Under the direction of Coach Bannister, the Blues are 5-5-1 when the other side scores the first goal in a game. That’s a pleasant improvement on the previous pattern.

Since the coaching switchover The Note is 4-2 when trailing after one period. Their .667 winning percentage in this scenario is second best in the league, to  Edmonton, since Bannister took the helm on Dec. 14.

The Blues have been in arrears eight times through two periods – and fought back to salvage three victories. Their .375 winning percentage under Bannister when down (but not out) after two periods is tied for third in the league behind Edmonton and Colorado.

These comebacks are captivating – mostly because none of this was happening before. And there’s a lot more to the St. Louis resurgence than puck luck and timely saves by their goaltenders.

+ Since GM Doug Armstromg brought in Bannister, the Blues’ best forwards are performing at a level we hoped to see. The notables are Robert Thomas, Brayden Schenn, Pavel Buchnevich, Jordan Kyrou, and Brandon Saad. And Jake Neighbours has continued to score goals; he’s up to 15 on the season.

+ In addition to his four goals and five assists since the coaching decision, Parayko leads NHL defensemen with 60 blocked shots since Dec. 14. Last season Parayko was a minus 10 in the takeaway/giveaway ratio; this season he’s a +18. And during the Blues’ 13-6-1, Parayko has filched more takeaways (29) by an NHL defensemen. Parayko has eight goals in 48 games this season – his most since banking 10 goals in 64 games in 2019-2020.

+ The Blues have a power-play success rate of 25.4 percent in their last 20 games. A pathetic, futile, bewildering area has turned into a strength. That’s an example of coaching impact.

+ Young defenseman Scott Perunovich – given an expanded opportunity in the aftermath of the coaching shakeup – has keyed the improved power play. His influence has grown. Consider: Perunovich had eight assists in his first 36 regular-season games for the Blues – but has more than that, 10 assists, in his last 14 games. Hopefully the injured Perunovich will return after the All-Star break. He’s really made a difference.

+ During this 16-5-1 stretch goaltenders Jordan Binnington and Joel Hofer have combined for an overall .907 save percentage that ranks seventh among the 30 NHL teams. Their even-strength save rate (.914) ranks eighth.

+ The Blues are doing a firmer job of preventing goals. The goaltenders are receiving more dependable support. Among other items the Blues have reduced their giveaway rate since Armstrong made his move. This has led to improvement in an essential part of the game. The Blues have allowed 2.62 even-strength goals per 60 minutes since the coaching change. That ranks 10th in the league. Before Bannister came in, the team ranked 24th with a yield of 3.3 even-strength goals per 60 minutes.

The Blues host visiting Columbus tonight at Enterprise Center before shutting down at the All-Star break. Boys, don’t mess up another swell chance to gain two points, boys.

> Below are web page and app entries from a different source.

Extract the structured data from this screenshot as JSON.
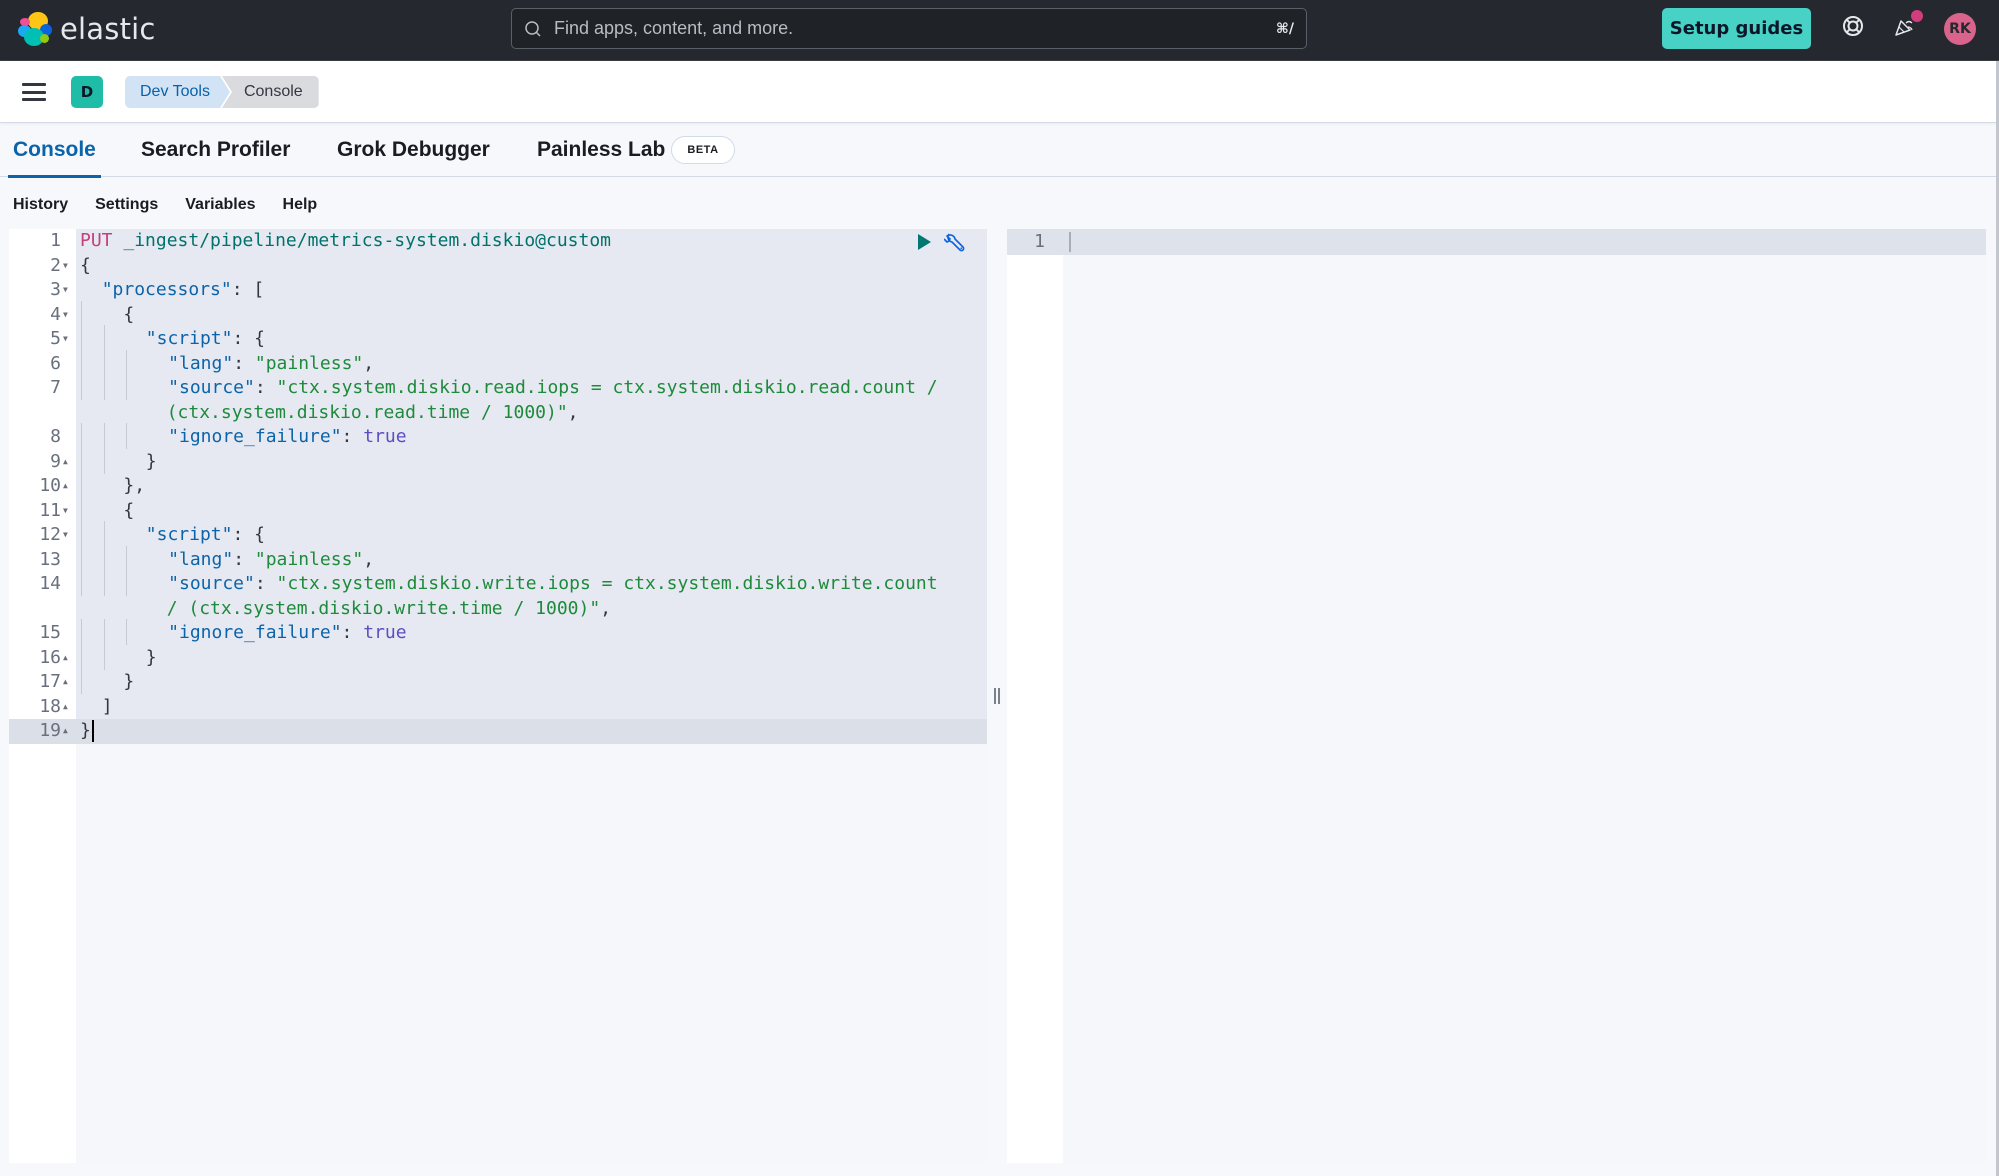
{
  "header": {
    "logo_text": "elastic",
    "search_placeholder": "Find apps, content, and more.",
    "search_shortcut": "⌘/",
    "setup_guides_label": "Setup guides",
    "help_icon": "lifebuoy-icon",
    "news_icon": "party-popper-icon",
    "avatar_initials": "RK"
  },
  "subheader": {
    "space_initial": "D",
    "breadcrumbs": [
      {
        "label": "Dev Tools"
      },
      {
        "label": "Console"
      }
    ]
  },
  "tabs": [
    {
      "label": "Console",
      "active": true
    },
    {
      "label": "Search Profiler",
      "active": false
    },
    {
      "label": "Grok Debugger",
      "active": false
    },
    {
      "label": "Painless Lab",
      "active": false,
      "badge": "BETA"
    }
  ],
  "toolbar": {
    "items": [
      "History",
      "Settings",
      "Variables",
      "Help"
    ]
  },
  "request_editor": {
    "lines": [
      {
        "n": "1",
        "fold": "",
        "indent": 0,
        "tokens": [
          [
            "method",
            "PUT"
          ],
          [
            "url",
            " _ingest/pipeline/metrics-system.diskio@custom"
          ]
        ]
      },
      {
        "n": "2",
        "fold": "▼",
        "indent": 0,
        "tokens": [
          [
            "punc",
            "{"
          ]
        ]
      },
      {
        "n": "3",
        "fold": "▼",
        "indent": 0,
        "lead": "  ",
        "tokens": [
          [
            "key",
            "\"processors\""
          ],
          [
            "punc",
            ": ["
          ]
        ]
      },
      {
        "n": "4",
        "fold": "▼",
        "indent": 1,
        "tokens": [
          [
            "punc",
            "{"
          ]
        ]
      },
      {
        "n": "5",
        "fold": "▼",
        "indent": 2,
        "tokens": [
          [
            "key",
            "\"script\""
          ],
          [
            "punc",
            ": {"
          ]
        ]
      },
      {
        "n": "6",
        "fold": "",
        "indent": 3,
        "tokens": [
          [
            "key",
            "\"lang\""
          ],
          [
            "punc",
            ": "
          ],
          [
            "str2",
            "\"painless\""
          ],
          [
            "punc",
            ","
          ]
        ]
      },
      {
        "n": "7",
        "fold": "",
        "indent": 3,
        "tokens": [
          [
            "key",
            "\"source\""
          ],
          [
            "punc",
            ": "
          ],
          [
            "str2",
            "\"ctx.system.diskio.read.iops = ctx.system.diskio.read.count /"
          ]
        ]
      },
      {
        "n": "",
        "fold": "",
        "indent": 0,
        "lead": "        ",
        "tokens": [
          [
            "str2",
            "(ctx.system.diskio.read.time / 1000)\""
          ],
          [
            "punc",
            ","
          ]
        ]
      },
      {
        "n": "8",
        "fold": "",
        "indent": 3,
        "tokens": [
          [
            "key",
            "\"ignore_failure\""
          ],
          [
            "punc",
            ": "
          ],
          [
            "bool",
            "true"
          ]
        ]
      },
      {
        "n": "9",
        "fold": "▲",
        "indent": 2,
        "tokens": [
          [
            "punc",
            "}"
          ]
        ]
      },
      {
        "n": "10",
        "fold": "▲",
        "indent": 1,
        "tokens": [
          [
            "punc",
            "},"
          ]
        ]
      },
      {
        "n": "11",
        "fold": "▼",
        "indent": 1,
        "tokens": [
          [
            "punc",
            "{"
          ]
        ]
      },
      {
        "n": "12",
        "fold": "▼",
        "indent": 2,
        "tokens": [
          [
            "key",
            "\"script\""
          ],
          [
            "punc",
            ": {"
          ]
        ]
      },
      {
        "n": "13",
        "fold": "",
        "indent": 3,
        "tokens": [
          [
            "key",
            "\"lang\""
          ],
          [
            "punc",
            ": "
          ],
          [
            "str2",
            "\"painless\""
          ],
          [
            "punc",
            ","
          ]
        ]
      },
      {
        "n": "14",
        "fold": "",
        "indent": 3,
        "tokens": [
          [
            "key",
            "\"source\""
          ],
          [
            "punc",
            ": "
          ],
          [
            "str2",
            "\"ctx.system.diskio.write.iops = ctx.system.diskio.write.count"
          ]
        ]
      },
      {
        "n": "",
        "fold": "",
        "indent": 0,
        "lead": "        ",
        "tokens": [
          [
            "str2",
            "/ (ctx.system.diskio.write.time / 1000)\""
          ],
          [
            "punc",
            ","
          ]
        ]
      },
      {
        "n": "15",
        "fold": "",
        "indent": 3,
        "tokens": [
          [
            "key",
            "\"ignore_failure\""
          ],
          [
            "punc",
            ": "
          ],
          [
            "bool",
            "true"
          ]
        ]
      },
      {
        "n": "16",
        "fold": "▲",
        "indent": 2,
        "tokens": [
          [
            "punc",
            "}"
          ]
        ]
      },
      {
        "n": "17",
        "fold": "▲",
        "indent": 1,
        "tokens": [
          [
            "punc",
            "}"
          ]
        ]
      },
      {
        "n": "18",
        "fold": "▲",
        "indent": 0,
        "lead": "  ",
        "tokens": [
          [
            "punc",
            "]"
          ]
        ]
      },
      {
        "n": "19",
        "fold": "▲",
        "indent": 0,
        "tokens": [
          [
            "punc",
            "}"
          ]
        ],
        "cursor": true
      }
    ]
  },
  "response_editor": {
    "line_number": "1",
    "content": ""
  }
}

The Blues have won some games that they probably deserved to lose. But they’ve also lost games they probably deserved to win. And yes, I agree, there are some underlying factors (sorry!) that warn of trouble up ahead. I’m usually near the front of the line in pointing it out. But not right now. The timing is all wrong.

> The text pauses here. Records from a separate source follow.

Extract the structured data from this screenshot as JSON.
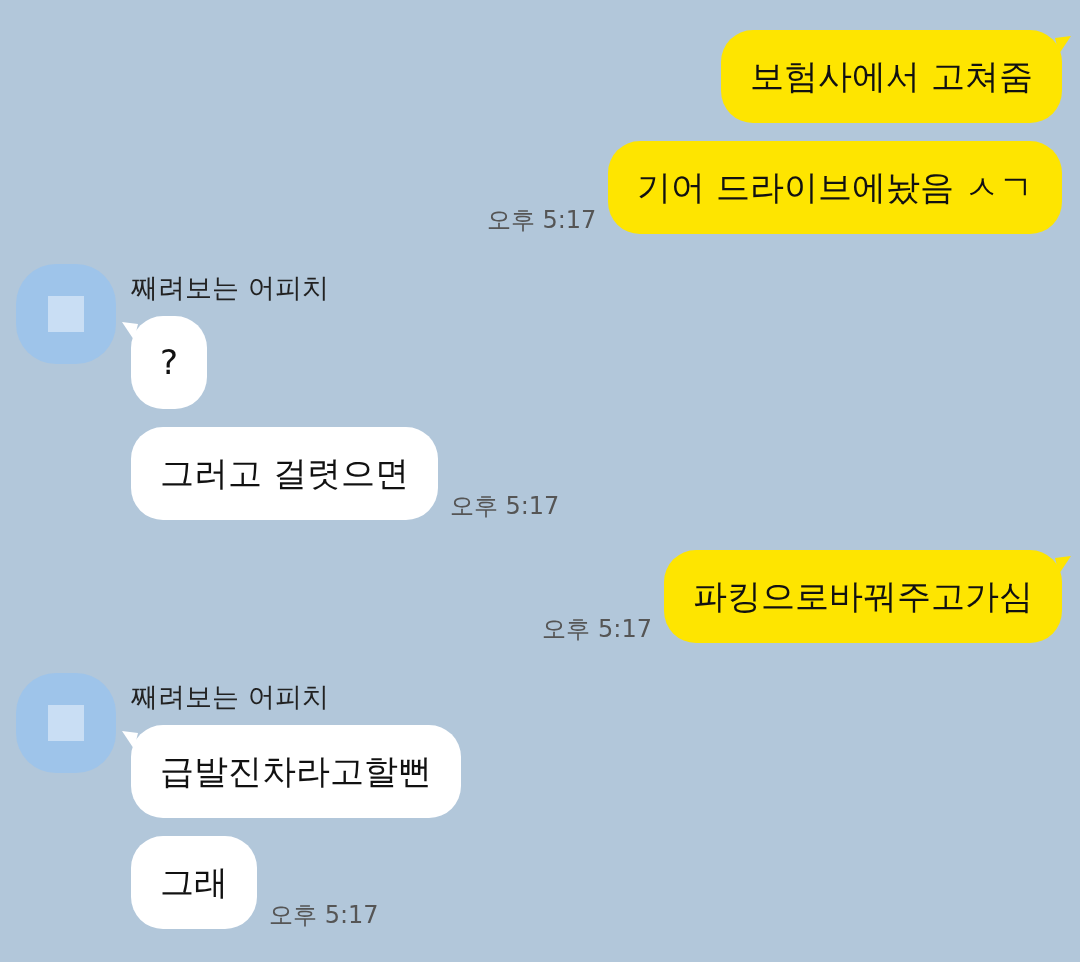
{
  "messages": [
    {
      "kind": "sent",
      "bubbles": [
        {
          "text": "보험사에서 고쳐줌",
          "tail": true
        },
        {
          "text": "기어 드라이브에놨음 ㅅㄱ",
          "tail": false
        }
      ],
      "time": "오후 5:17"
    },
    {
      "kind": "received",
      "sender": "째려보는 어피치",
      "bubbles": [
        {
          "text": "?",
          "tail": true
        },
        {
          "text": "그러고 걸렷으면",
          "tail": false
        }
      ],
      "time": "오후 5:17"
    },
    {
      "kind": "sent",
      "bubbles": [
        {
          "text": "파킹으로바꿔주고가심",
          "tail": true
        }
      ],
      "time": "오후 5:17"
    },
    {
      "kind": "received",
      "sender": "째려보는 어피치",
      "bubbles": [
        {
          "text": "급발진차라고할뻔",
          "tail": true
        },
        {
          "text": "그래",
          "tail": false
        }
      ],
      "time": "오후 5:17"
    }
  ]
}
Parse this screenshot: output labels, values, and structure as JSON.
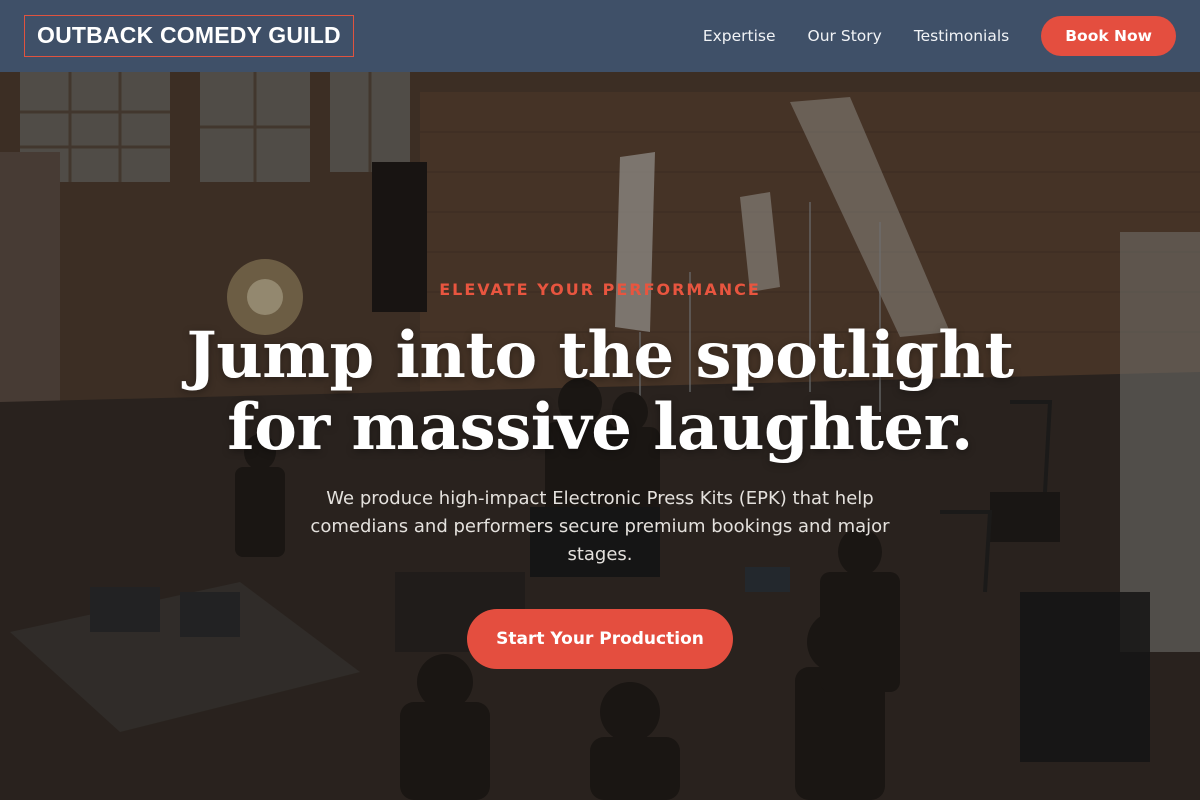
{
  "header": {
    "logo": "OUTBACK COMEDY GUILD",
    "nav": [
      {
        "label": "Expertise"
      },
      {
        "label": "Our Story"
      },
      {
        "label": "Testimonials"
      }
    ],
    "cta_label": "Book Now"
  },
  "hero": {
    "kicker": "ELEVATE YOUR PERFORMANCE",
    "headline_line1": "Jump into the spotlight",
    "headline_line2": "for massive laughter.",
    "subtext": "We produce high-impact Electronic Press Kits (EPK) that help comedians and performers secure premium bookings and major stages.",
    "cta_label": "Start Your Production",
    "background_image": "film crew in brick warehouse studio"
  },
  "colors": {
    "header_bg": "#3f5068",
    "accent": "#e44e3f",
    "kicker": "#e8553f",
    "text": "#ffffff"
  }
}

There’s a time for leaning in on the analytics, and there’s a time for leaning back to savor success. If the Blues crash, we’ll deal with it. The metrics will be there for all to study, and we can do the Chicken Little routine. But just remember this: when your favorite team wins, no apologies are necessary.

Thanks for reading …


A 2023 inductee into the Missouri Sports Hall of Fame, Bernie hosts an opinionated and analytical sports-talk show on 590 The Fan, KFNS. It airs 3-6 p.m. Monday through Thursday and 4-6 p.m. on Friday. Stream it live or grab the show podcast on or through the 590 The Fan St. Louis app.

Please follow Bernie on Twitter @miklasz and on Threads @miklaszb

All stats used in my hockey columns over the years have been sourced from Hockey Reference, Natural Stat Trick, Evolving Hockey, and Money Puck unless otherwise noted.